WHAT YOU ARE ASKED TO DO:
The listing below is to be written out word for word, minus its images.

SUPPLIED DATA:
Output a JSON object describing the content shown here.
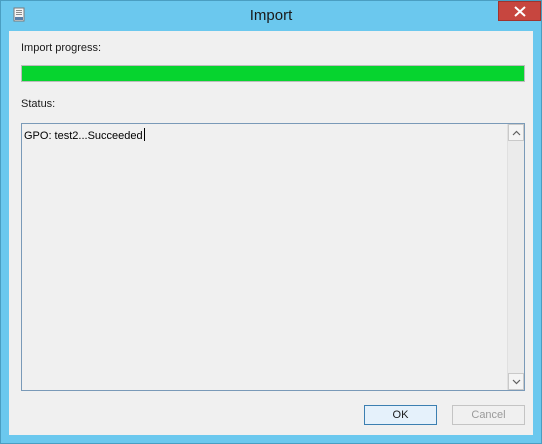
{
  "window": {
    "title": "Import"
  },
  "labels": {
    "progress": "Import progress:",
    "status": "Status:"
  },
  "progress": {
    "fraction": 1.0,
    "color": "#06d42f"
  },
  "status": {
    "text": "GPO: test2...Succeeded"
  },
  "buttons": {
    "ok": "OK",
    "cancel": "Cancel"
  },
  "icons": {
    "app": "gpo-import-icon",
    "close": "close-icon",
    "scroll_up": "chevron-up-icon",
    "scroll_down": "chevron-down-icon"
  },
  "colors": {
    "titlebar": "#6bc8ee",
    "close": "#c7463f"
  }
}
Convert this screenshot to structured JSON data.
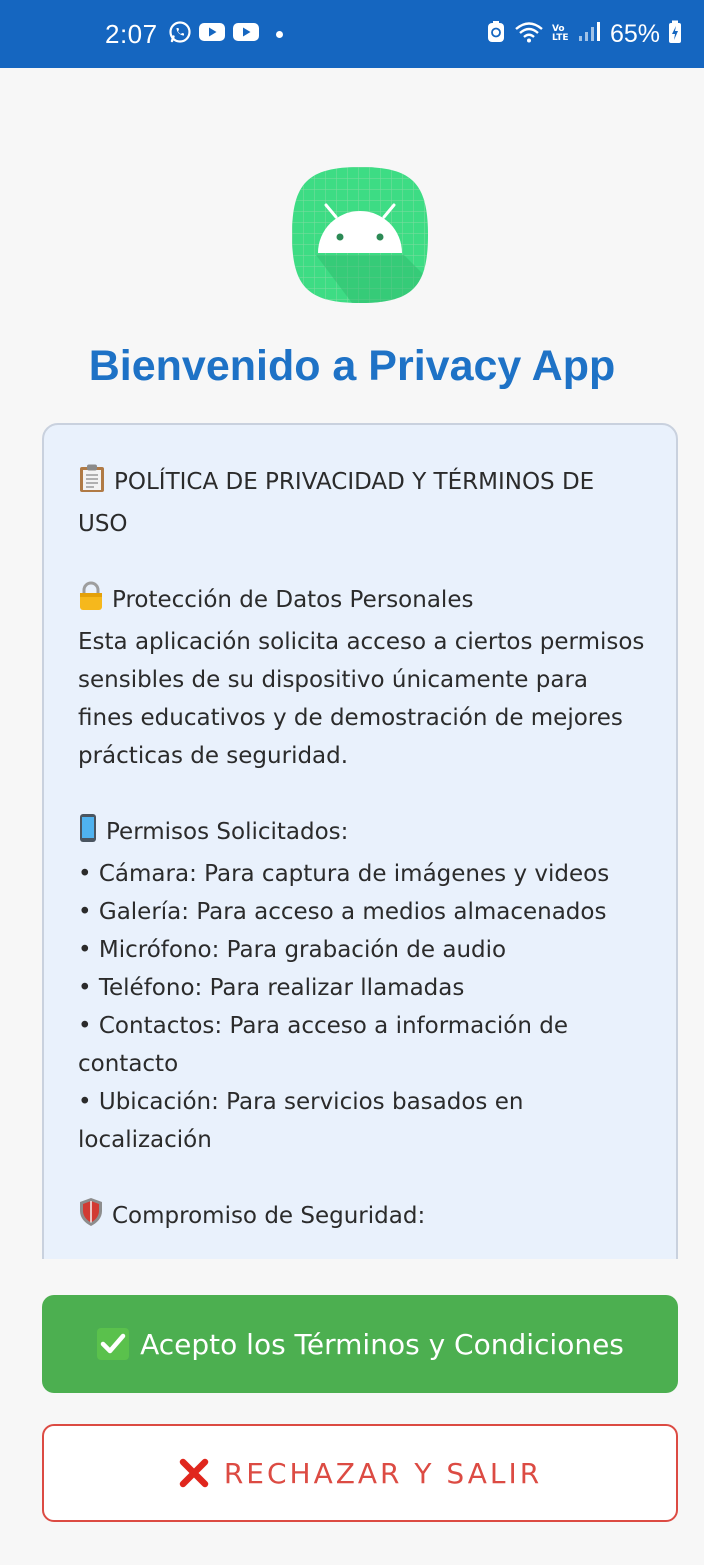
{
  "status_bar": {
    "time": "2:07",
    "battery": "65%",
    "icons": [
      "whatsapp-icon",
      "youtube-icon",
      "youtube-icon",
      "notification-dot-icon",
      "sync-icon",
      "wifi-icon",
      "volte-icon",
      "signal-icon",
      "battery-icon"
    ],
    "volte_label": "Vo LTE"
  },
  "header": {
    "title": "Bienvenido a Privacy App"
  },
  "policy": {
    "heading": "POLÍTICA DE PRIVACIDAD Y TÉRMINOS DE USO",
    "heading_icon": "clipboard-icon",
    "section1_title": "Protección de Datos Personales",
    "section1_icon": "lock-icon",
    "section1_body": "Esta aplicación solicita acceso a ciertos permisos sensibles de su dispositivo únicamente para fines educativos y de demostración de mejores prácticas de seguridad.",
    "section2_title": "Permisos Solicitados:",
    "section2_icon": "phone-icon",
    "permissions": [
      "• Cámara: Para captura de imágenes y videos",
      "• Galería: Para acceso a medios almacenados",
      "• Micrófono: Para grabación de audio",
      "• Teléfono: Para realizar llamadas",
      "• Contactos: Para acceso a información de contacto",
      "• Ubicación: Para servicios basados en localización"
    ],
    "section3_title": "Compromiso de Seguridad:",
    "section3_icon": "shield-icon"
  },
  "actions": {
    "accept_label": "Acepto los Términos y Condiciones",
    "accept_icon": "check-mark-icon",
    "reject_label": "RECHAZAR Y SALIR",
    "reject_icon": "cross-mark-icon"
  },
  "colors": {
    "status_bar": "#1566c0",
    "title": "#1e72c6",
    "accept": "#4caf50",
    "reject": "#dc4b43",
    "card_bg": "#e9f1fc"
  }
}
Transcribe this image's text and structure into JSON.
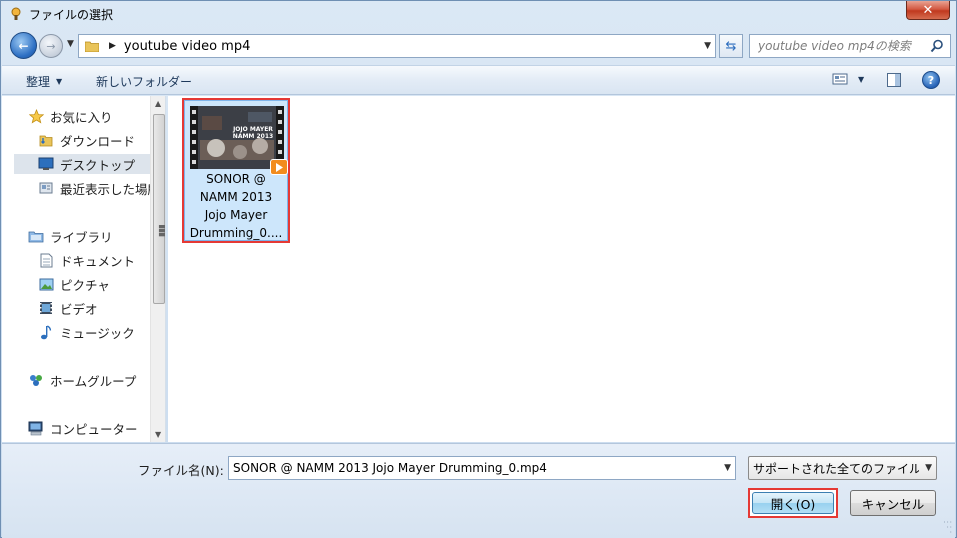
{
  "window": {
    "title": "ファイルの選択"
  },
  "address": {
    "path": "youtube video mp4"
  },
  "search": {
    "placeholder": "youtube video mp4の検索"
  },
  "toolbar": {
    "organize_label": "整理",
    "new_folder_label": "新しいフォルダー"
  },
  "nav": {
    "favorites": {
      "label": "お気に入り"
    },
    "items": [
      {
        "label": "ダウンロード"
      },
      {
        "label": "デスクトップ"
      },
      {
        "label": "最近表示した場所"
      }
    ],
    "libraries": {
      "label": "ライブラリ"
    },
    "library_items": [
      {
        "label": "ドキュメント"
      },
      {
        "label": "ピクチャ"
      },
      {
        "label": "ビデオ"
      },
      {
        "label": "ミュージック"
      }
    ],
    "homegroup": {
      "label": "ホームグループ"
    },
    "computer": {
      "label": "コンピューター"
    }
  },
  "files": [
    {
      "name_lines": [
        "SONOR @",
        "NAMM 2013",
        "Jojo Mayer",
        "Drumming_0...."
      ],
      "thumb_text": "JOJO MAYER NAMM 2013"
    }
  ],
  "footer": {
    "filename_label": "ファイル名(N):",
    "filename_value": "SONOR @ NAMM 2013 Jojo Mayer Drumming_0.mp4",
    "filter_value": "サポートされた全てのファイル",
    "open_label": "開く(O)",
    "cancel_label": "キャンセル"
  },
  "colors": {
    "selection": "#cde6fb",
    "highlight_border": "#e53935",
    "accent": "#2d6fc3"
  }
}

ANSWER TO THE EXERCISE:
Output a JSON object describing the content shown here.
{
  "window": {
    "title": "Import"
  },
  "labels": {
    "progress": "Import progress:",
    "status": "Status:"
  },
  "progress": {
    "fraction": 1.0,
    "color": "#06d42f"
  },
  "status": {
    "text": "GPO: test2...Succeeded"
  },
  "buttons": {
    "ok": "OK",
    "cancel": "Cancel"
  },
  "icons": {
    "app": "gpo-import-icon",
    "close": "close-icon",
    "scroll_up": "chevron-up-icon",
    "scroll_down": "chevron-down-icon"
  },
  "colors": {
    "titlebar": "#6bc8ee",
    "close": "#c7463f"
  }
}
Convert this screenshot to structured JSON data.
{
  "status_bar": {
    "time": "2:07",
    "battery": "65%",
    "icons": [
      "whatsapp-icon",
      "youtube-icon",
      "youtube-icon",
      "notification-dot-icon",
      "sync-icon",
      "wifi-icon",
      "volte-icon",
      "signal-icon",
      "battery-icon"
    ],
    "volte_label": "Vo LTE"
  },
  "header": {
    "title": "Bienvenido a Privacy App"
  },
  "policy": {
    "heading": "POLÍTICA DE PRIVACIDAD Y TÉRMINOS DE USO",
    "heading_icon": "clipboard-icon",
    "section1_title": "Protección de Datos Personales",
    "section1_icon": "lock-icon",
    "section1_body": "Esta aplicación solicita acceso a ciertos permisos sensibles de su dispositivo únicamente para fines educativos y de demostración de mejores prácticas de seguridad.",
    "section2_title": "Permisos Solicitados:",
    "section2_icon": "phone-icon",
    "permissions": [
      "• Cámara: Para captura de imágenes y videos",
      "• Galería: Para acceso a medios almacenados",
      "• Micrófono: Para grabación de audio",
      "• Teléfono: Para realizar llamadas",
      "• Contactos: Para acceso a información de contacto",
      "• Ubicación: Para servicios basados en localización"
    ],
    "section3_title": "Compromiso de Seguridad:",
    "section3_icon": "shield-icon"
  },
  "actions": {
    "accept_label": "Acepto los Términos y Condiciones",
    "accept_icon": "check-mark-icon",
    "reject_label": "RECHAZAR Y SALIR",
    "reject_icon": "cross-mark-icon"
  },
  "colors": {
    "status_bar": "#1566c0",
    "title": "#1e72c6",
    "accept": "#4caf50",
    "reject": "#dc4b43",
    "card_bg": "#e9f1fc"
  }
}
Transcribe this image's text and structure into JSON.
{
  "window": {
    "title": "ファイルの選択"
  },
  "address": {
    "path": "youtube video mp4"
  },
  "search": {
    "placeholder": "youtube video mp4の検索"
  },
  "toolbar": {
    "organize_label": "整理",
    "new_folder_label": "新しいフォルダー"
  },
  "nav": {
    "favorites": {
      "label": "お気に入り"
    },
    "items": [
      {
        "label": "ダウンロード"
      },
      {
        "label": "デスクトップ"
      },
      {
        "label": "最近表示した場所"
      }
    ],
    "libraries": {
      "label": "ライブラリ"
    },
    "library_items": [
      {
        "label": "ドキュメント"
      },
      {
        "label": "ピクチャ"
      },
      {
        "label": "ビデオ"
      },
      {
        "label": "ミュージック"
      }
    ],
    "homegroup": {
      "label": "ホームグループ"
    },
    "computer": {
      "label": "コンピューター"
    }
  },
  "files": [
    {
      "name_lines": [
        "SONOR @",
        "NAMM 2013",
        "Jojo Mayer",
        "Drumming_0...."
      ],
      "thumb_text": "JOJO MAYER NAMM 2013"
    }
  ],
  "footer": {
    "filename_label": "ファイル名(N):",
    "filename_value": "SONOR @ NAMM 2013 Jojo Mayer Drumming_0.mp4",
    "filter_value": "サポートされた全てのファイル",
    "open_label": "開く(O)",
    "cancel_label": "キャンセル"
  },
  "colors": {
    "selection": "#cde6fb",
    "highlight_border": "#e53935",
    "accent": "#2d6fc3"
  }
}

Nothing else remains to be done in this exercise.